PROBLEM STATEMENT:
Return all of the lines below exactly as they are.

AVAILABLE DATA:
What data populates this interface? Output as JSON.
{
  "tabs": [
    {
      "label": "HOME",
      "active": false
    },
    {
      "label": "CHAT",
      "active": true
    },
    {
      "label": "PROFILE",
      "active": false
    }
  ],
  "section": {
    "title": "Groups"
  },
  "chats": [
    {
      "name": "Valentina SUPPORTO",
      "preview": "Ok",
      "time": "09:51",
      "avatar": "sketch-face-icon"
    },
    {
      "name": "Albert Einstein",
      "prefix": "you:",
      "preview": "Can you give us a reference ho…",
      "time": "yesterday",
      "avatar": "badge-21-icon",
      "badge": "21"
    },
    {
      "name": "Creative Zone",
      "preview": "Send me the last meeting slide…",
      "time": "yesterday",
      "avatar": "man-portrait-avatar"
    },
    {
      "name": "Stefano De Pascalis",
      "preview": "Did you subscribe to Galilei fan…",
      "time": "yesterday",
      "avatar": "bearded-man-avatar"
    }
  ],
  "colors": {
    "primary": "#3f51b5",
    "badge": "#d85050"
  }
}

RESPONSE TO THIS EXERCISE:
What data populates this interface? Output as JSON.
{
  "tabs": [
    {
      "label": "HOME",
      "active": false
    },
    {
      "label": "CHAT",
      "active": true
    },
    {
      "label": "PROFILE",
      "active": false
    }
  ],
  "section": {
    "title": "Groups"
  },
  "chats": [
    {
      "name": "Valentina SUPPORTO",
      "preview": "Ok",
      "time": "09:51",
      "avatar": "sketch-face-icon"
    },
    {
      "name": "Albert Einstein",
      "prefix": "you:",
      "preview": "Can you give us a reference ho…",
      "time": "yesterday",
      "avatar": "badge-21-icon",
      "badge": "21"
    },
    {
      "name": "Creative Zone",
      "preview": "Send me the last meeting slide…",
      "time": "yesterday",
      "avatar": "man-portrait-avatar"
    },
    {
      "name": "Stefano De Pascalis",
      "preview": "Did you subscribe to Galilei fan…",
      "time": "yesterday",
      "avatar": "bearded-man-avatar"
    }
  ],
  "colors": {
    "primary": "#3f51b5",
    "badge": "#d85050"
  }
}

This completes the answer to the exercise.